Armin Laschet, 59-year-old Prime Minister of North Rhine-Westphalia, was elected as the new Chairman of the German Christian Democratic Union. He may also become one of the contenders for the post of Chancellor of Germany, replacing Angela Merkel. What changes should be expected in relations between Berlin and Moscow, and what the German public will learn about Russia - political scientist Alexander Sosnovsky
- Of all the candidates who ran for the post, only Laschet could realistically replace Merkel. He largely adheres to her views and the course she has set. The other two candidates, Norbert Röntgen and Friedrich Merz, are quite different. These are people, especially Merz, who are totally dependent on the US, who are under a certain moral and financial subordination. But Laschet, 7-8 years ago, when he was the head of the state of North Rhine-Westphalia, already spoke very moderately about relations with Russia
- Can he become her successor as chancellor?

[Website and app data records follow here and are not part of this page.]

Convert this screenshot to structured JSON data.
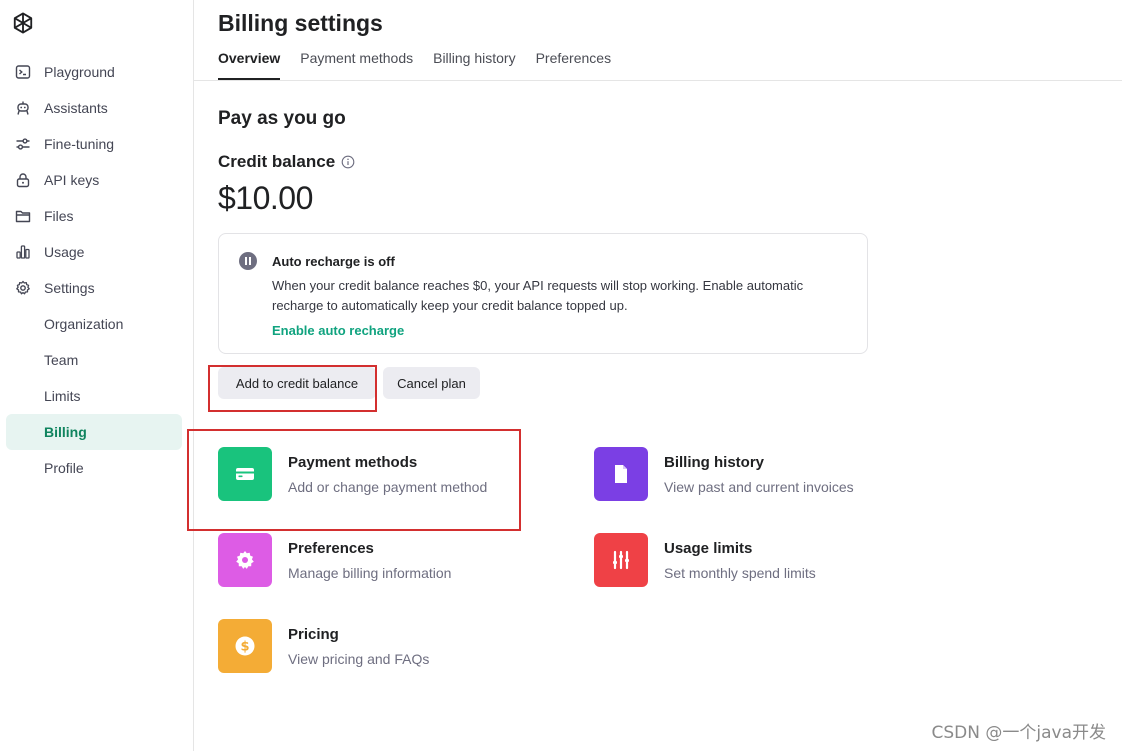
{
  "sidebar": {
    "items": [
      {
        "label": "Playground",
        "icon": "terminal-icon"
      },
      {
        "label": "Assistants",
        "icon": "robot-icon"
      },
      {
        "label": "Fine-tuning",
        "icon": "sliders-icon"
      },
      {
        "label": "API keys",
        "icon": "lock-icon"
      },
      {
        "label": "Files",
        "icon": "folder-icon"
      },
      {
        "label": "Usage",
        "icon": "bar-chart-icon"
      },
      {
        "label": "Settings",
        "icon": "gear-icon"
      }
    ],
    "sub_items": [
      {
        "label": "Organization"
      },
      {
        "label": "Team"
      },
      {
        "label": "Limits"
      },
      {
        "label": "Billing",
        "active": true
      },
      {
        "label": "Profile"
      }
    ]
  },
  "header": {
    "title": "Billing settings",
    "tabs": [
      {
        "label": "Overview",
        "active": true
      },
      {
        "label": "Payment methods"
      },
      {
        "label": "Billing history"
      },
      {
        "label": "Preferences"
      }
    ]
  },
  "main": {
    "section_title": "Pay as you go",
    "credit_label": "Credit balance",
    "credit_amount": "$10.00",
    "alert": {
      "title": "Auto recharge is off",
      "body": "When your credit balance reaches $0, your API requests will stop working. Enable automatic recharge to automatically keep your credit balance topped up.",
      "link": "Enable auto recharge"
    },
    "buttons": {
      "add_credit": "Add to credit balance",
      "cancel_plan": "Cancel plan"
    },
    "cards": [
      {
        "title": "Payment methods",
        "desc": "Add or change payment method",
        "icon": "credit-card-icon",
        "color": "#19c37d"
      },
      {
        "title": "Billing history",
        "desc": "View past and current invoices",
        "icon": "document-icon",
        "color": "#7b3fe4"
      },
      {
        "title": "Preferences",
        "desc": "Manage billing information",
        "icon": "gear-icon",
        "color": "#dd5ce5"
      },
      {
        "title": "Usage limits",
        "desc": "Set monthly spend limits",
        "icon": "sliders-icon",
        "color": "#ef4146"
      },
      {
        "title": "Pricing",
        "desc": "View pricing and FAQs",
        "icon": "dollar-icon",
        "color": "#f4ac36"
      }
    ]
  },
  "colors": {
    "accent": "#10a37f",
    "active_nav_bg": "#e7f4f1",
    "highlight_box": "#d32f2f"
  },
  "watermark": "CSDN @一个java开发"
}
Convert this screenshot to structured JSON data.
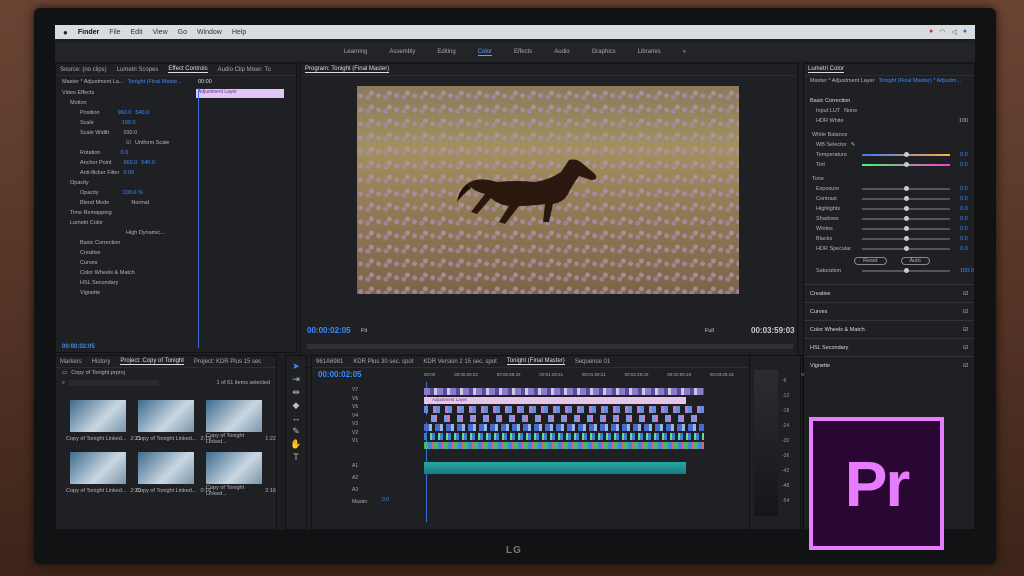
{
  "menubar": {
    "app": "Finder",
    "items": [
      "File",
      "Edit",
      "View",
      "Go",
      "Window",
      "Help"
    ]
  },
  "workspaces": {
    "items": [
      "Learning",
      "Assembly",
      "Editing",
      "Color",
      "Effects",
      "Audio",
      "Graphics",
      "Libraries"
    ],
    "active": "Color",
    "more": "»"
  },
  "left_panel": {
    "tabs": [
      "Source: (no clips)",
      "Lumetri Scopes",
      "Effect Controls",
      "Audio Clip Mixer: To"
    ],
    "master": "Master * Adjustment La...",
    "sequence": "Tonight (Final Maste...",
    "clip_time": "00:00",
    "clip_label": "Adjustment Layer",
    "section": "Video Effects",
    "rows": [
      {
        "label": "Motion"
      },
      {
        "label": "Position",
        "v1": "960.0",
        "v2": "540.0"
      },
      {
        "label": "Scale",
        "v1": "100.0"
      },
      {
        "label": "Scale Width",
        "v1": "100.0"
      },
      {
        "label": "Uniform Scale"
      },
      {
        "label": "Rotation",
        "v1": "0.0"
      },
      {
        "label": "Anchor Point",
        "v1": "960.0",
        "v2": "540.0"
      },
      {
        "label": "Anti-flicker Filter",
        "v1": "0.00"
      },
      {
        "label": "Opacity"
      },
      {
        "label": "Opacity",
        "v1": "100.0 %"
      },
      {
        "label": "Blend Mode",
        "v1": "Normal"
      },
      {
        "label": "Time Remapping"
      },
      {
        "label": "Lumetri Color"
      },
      {
        "label": "High Dynamic..."
      },
      {
        "label": "Basic Correction"
      },
      {
        "label": "Creative"
      },
      {
        "label": "Curves"
      },
      {
        "label": "Color Wheels & Match"
      },
      {
        "label": "HSL Secondary"
      },
      {
        "label": "Vignette"
      }
    ],
    "bottom_time": "00:00:02:05"
  },
  "program": {
    "title": "Program: Tonight (Final Master)",
    "timecode": "00:00:02:05",
    "fit": "Fit",
    "full": "Full",
    "duration": "00:03:59:03"
  },
  "lumetri": {
    "title": "Lumetri Color",
    "master": "Master * Adjustment Layer",
    "sequence": "Tonight (Final Master) * Adjustm...",
    "basic": "Basic Correction",
    "input_lut": "Input LUT",
    "lut_val": "None",
    "hdr_white": "HDR White",
    "hdr_val": "100",
    "white_balance": "White Balance",
    "wb_selector": "WB Selector",
    "temperature": "Temperature",
    "temp_val": "0.0",
    "tint": "Tint",
    "tint_val": "0.0",
    "tone": "Tone",
    "tone_rows": [
      {
        "label": "Exposure",
        "v": "0.0"
      },
      {
        "label": "Contrast",
        "v": "0.0"
      },
      {
        "label": "Highlights",
        "v": "0.0"
      },
      {
        "label": "Shadows",
        "v": "0.0"
      },
      {
        "label": "Whites",
        "v": "0.0"
      },
      {
        "label": "Blacks",
        "v": "0.0"
      },
      {
        "label": "HDR Specular",
        "v": "0.0"
      }
    ],
    "reset": "Reset",
    "auto": "Auto",
    "saturation": "Saturation",
    "sat_val": "100.0",
    "sections": [
      "Creative",
      "Curves",
      "Color Wheels & Match",
      "HSL Secondary",
      "Vignette"
    ]
  },
  "project": {
    "tabs": [
      "Markers",
      "History",
      "Project: Copy of Tonight",
      "Project: KDR Plus 15 sec"
    ],
    "file": "Copy of Tonight.prproj",
    "count": "1 of 61 items selected",
    "thumbs": [
      {
        "label": "Copy of Tonight Linked...",
        "dur": "2:21"
      },
      {
        "label": "Copy of Tonight Linked...",
        "dur": "2:19"
      },
      {
        "label": "Copy of Tonight Linked...",
        "dur": "1:22"
      },
      {
        "label": "Copy of Tonight Linked...",
        "dur": "2:20"
      },
      {
        "label": "Copy of Tonight Linked...",
        "dur": "0:16"
      },
      {
        "label": "Copy of Tonight Linked...",
        "dur": "2:16"
      }
    ]
  },
  "timeline": {
    "tabs": [
      "961A6981",
      "KDR Plus 30 sec. spot",
      "KDR Version 2 15 sec. spot",
      "Tonight (Final Master)",
      "Sequence 01"
    ],
    "timecode": "00:00:02:05",
    "ruler": [
      "00:00",
      "00:00:29:23",
      "00:00:59:22",
      "00:01:29:21",
      "00:01:59:21",
      "00:02:29:20",
      "00:02:59:19",
      "00:03:29:18",
      "00:03:59:18",
      "00:0"
    ],
    "video_tracks": [
      "V7",
      "V6",
      "V5",
      "V4",
      "V3",
      "V2",
      "V1"
    ],
    "audio_tracks": [
      "A1",
      "A2",
      "A3"
    ],
    "master": "Master",
    "master_val": "0.0",
    "adj_label": "Adjustment Layer"
  },
  "meter": {
    "ticks": [
      "-6",
      "-12",
      "-18",
      "-24",
      "-30",
      "-36",
      "-42",
      "-48",
      "-54"
    ]
  },
  "brand": {
    "monitor": "LG",
    "logo": "Pr"
  }
}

- Yes. He will remain her successor, he is ready to lead her line, including the completion of the Nord Stream 2. But there is no need to be flattered: it does not mean he will not be "taken in hand" and forced to change his line a little (or maybe a lot). So far he is unambiguously Merkel's successor. He will lead the party in that direction. Moreover, immediately after the congress, Merz offered himself to Laschet as economics minister - he was flatly refused. This, too, is an important signal that must be properly understood. Merkel's line remains unchanged for the time being.
- You mentioned the Nord Stream 2. How will Laschet build relations with Russia? In 2018 he said that the anti-Russian climate reigned in the country. Will he change this trend?
- He will, there is no doubt about that. It will not be easy for him because the general atmosphere is quite seriously poisoned by Russophobia from other parties as well. But he will try to change it.
And indeed, he has repeatedly said that it is impossible to achieve something by sanctions: "We must have a normal conversation and a normal dialogue with our neighbour". So I have no doubt that he will change relations for the better. The speed of these changes is not yet clear to me, but unambiguously he will move in this direction.
And what about German business? What are its expectations?
- The brightest in a certain sense, because Laschet is a good businessman and economist who understands what peace and stability of the society are based on. And for that peace of mind and confidence you need a well-functioning business. In this respect even his statements regarding the "Nord Stream-2" is generally a clear signal for the improvement of economic climate, for better conjuncture in the country, therefore many serious hopes are connected with him. And I think that his work in government has shown that he knows how to deal with business properly and draw the right conclusions.
- What is his position on Ukraine, the Crimea and Donbas?
- As for Crimea, here he is no different from other politicians and will stick to the line that Crimea and Donbass are "Russia's fault". But this is due to the fact that Germany understands its negative role in the Kosovo processes, when it was Hans-Dietrich Genscher who, at a stage when there was a question of the actual collapse of Yugoslavia, was the first to take a step towards Kosovo and the FRG recognized the independence of Kosovo. Therefore, they realize if they take the path of recognizing Crimea, Donbass, they will have to talk about their role in the recognition of Kosovo. They are trying not to remember it.
Interviewed by Oleg Osipov